Let us now consider other alternatives and possibilities of educational exchange that could be adopted or developed. In place of the old and often empty MOU visits, universities and colleges could organize “immersion” programs where visitors arrange to stay at least a week at an overseas institution to observe people in action, to learn from personal interactions, and to reflect and plan what to bring and implement at home. The time for such immersion could be added either by asking host universities if they could arrange accommodation and guidance. If not, there may be expatriates in town who can host the visitors. And, of course, if the visitors are serious, they can add or allocate some resource to extend their visit and enrich the exchange.

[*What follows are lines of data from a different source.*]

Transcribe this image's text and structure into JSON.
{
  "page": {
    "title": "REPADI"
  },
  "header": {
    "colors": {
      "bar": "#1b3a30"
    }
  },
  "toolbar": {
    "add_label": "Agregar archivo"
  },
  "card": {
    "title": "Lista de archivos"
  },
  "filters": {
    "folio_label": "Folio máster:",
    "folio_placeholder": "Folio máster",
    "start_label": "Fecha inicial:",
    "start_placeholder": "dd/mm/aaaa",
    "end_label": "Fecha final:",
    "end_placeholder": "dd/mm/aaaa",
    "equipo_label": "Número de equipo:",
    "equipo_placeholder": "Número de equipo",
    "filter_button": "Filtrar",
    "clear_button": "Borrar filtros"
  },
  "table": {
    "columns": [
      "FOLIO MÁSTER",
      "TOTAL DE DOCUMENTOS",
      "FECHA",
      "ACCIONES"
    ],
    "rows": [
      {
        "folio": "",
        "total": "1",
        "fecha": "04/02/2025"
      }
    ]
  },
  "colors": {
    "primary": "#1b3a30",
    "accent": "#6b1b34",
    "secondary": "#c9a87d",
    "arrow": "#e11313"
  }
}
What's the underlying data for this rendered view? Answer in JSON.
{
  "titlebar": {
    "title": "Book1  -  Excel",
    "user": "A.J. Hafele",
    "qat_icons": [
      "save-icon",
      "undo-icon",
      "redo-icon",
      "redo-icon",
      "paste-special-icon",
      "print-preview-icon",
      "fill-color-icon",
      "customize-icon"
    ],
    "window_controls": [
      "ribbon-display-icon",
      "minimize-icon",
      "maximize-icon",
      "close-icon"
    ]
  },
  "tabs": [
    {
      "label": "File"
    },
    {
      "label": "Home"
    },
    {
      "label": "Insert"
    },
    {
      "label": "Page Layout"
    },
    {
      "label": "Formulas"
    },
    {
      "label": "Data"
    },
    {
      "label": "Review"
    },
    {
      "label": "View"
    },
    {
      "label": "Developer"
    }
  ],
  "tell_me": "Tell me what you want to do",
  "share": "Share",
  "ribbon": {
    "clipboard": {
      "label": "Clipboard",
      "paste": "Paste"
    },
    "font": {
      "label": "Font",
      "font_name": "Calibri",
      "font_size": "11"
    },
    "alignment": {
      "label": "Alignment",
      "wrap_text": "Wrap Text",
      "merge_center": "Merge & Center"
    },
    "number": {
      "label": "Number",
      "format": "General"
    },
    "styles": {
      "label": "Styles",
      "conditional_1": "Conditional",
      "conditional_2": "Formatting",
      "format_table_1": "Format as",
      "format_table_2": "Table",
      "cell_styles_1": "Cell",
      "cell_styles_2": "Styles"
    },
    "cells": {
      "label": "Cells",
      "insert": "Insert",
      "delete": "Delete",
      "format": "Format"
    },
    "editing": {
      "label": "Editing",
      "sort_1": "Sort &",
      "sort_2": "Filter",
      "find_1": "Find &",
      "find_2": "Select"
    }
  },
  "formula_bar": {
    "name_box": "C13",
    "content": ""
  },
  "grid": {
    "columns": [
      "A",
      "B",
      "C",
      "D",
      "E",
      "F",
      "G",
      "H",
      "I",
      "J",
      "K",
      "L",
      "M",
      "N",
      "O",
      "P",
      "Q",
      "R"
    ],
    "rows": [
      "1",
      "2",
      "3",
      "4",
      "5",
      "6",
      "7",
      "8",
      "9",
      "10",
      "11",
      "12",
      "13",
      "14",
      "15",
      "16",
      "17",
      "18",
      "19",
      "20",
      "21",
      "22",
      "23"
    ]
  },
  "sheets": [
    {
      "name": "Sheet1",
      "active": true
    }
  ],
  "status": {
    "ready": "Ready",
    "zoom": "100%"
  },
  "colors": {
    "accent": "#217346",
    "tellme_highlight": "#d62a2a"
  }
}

Similarly, when inviting experts, our institutions could arrange “guided” consultancy rather than asking the guest to deliver their ideas without understanding the context. One may ask: what would a Nepali host need to teach a Japanese expert on mindful teaching or an American scholar on student-centered assessment methods? Simply, the experts can far better change the minds and habits of local teachers if the visitors know the size of our classrooms, the nature of our curriculum, and whether and how much course credit is in the hands of our teachers.
Another approach—or, rather, a mindset—is to not expect exchange and collaboration to be everlasting. Especially with virtual collaboration, the perfect need not be enemy of the good. Exchange projects should have short duration and realistic goals, generate resources for future use, and hand over initiatives to new groups. People want to learn and leave.
Class-to-class exchange—which are quite common but not very visible—could be adopted or supported by institutions. Teachers need some training, or connection to experienced colleagues, and some help with logistics.
Sending students abroad in exchange programs is an established method but it has become increasingly challenging due to increased marketization of international education in most countries. Scholarship for foreign students could be an alternative, and I wrote about it here when a regional university introduced the idea, but the project fizzled out for lack of seriousness.
I have seen more success at institutions that instead built relationship with individual scholars or groups of advocates from other countries. One such project, based in Sweden, has lasted nearly two decades and has helped hundreds of students complete secondary education. Sponsorship for college students is less common, perhaps because higher education is seen as a privilege. The exchange of students and their experience should be a priority in educational exchange.
International education used to be an exclusive domain of the elite. Then thousands of Nepali students started studying abroad. Nepal in 2014 ranked 12th in terms of the number of its students studying in the United States, a stunning fact for a country Nepal’s size. Strong arguments and emotions are associated with leaving home—especially when scholars don’t return—but education has always made people more mobile, and we might as well make the best out of mobility.
It is time for scholars and institutions to embrace the good strategies of internationalization and international exchange of education—and to stop unproductive old habits, as well as expose corrupt practices where they occur.
The author is an assistant professor of Writing and Rhetoric at Stony Brook University (State University of New York) email@example.com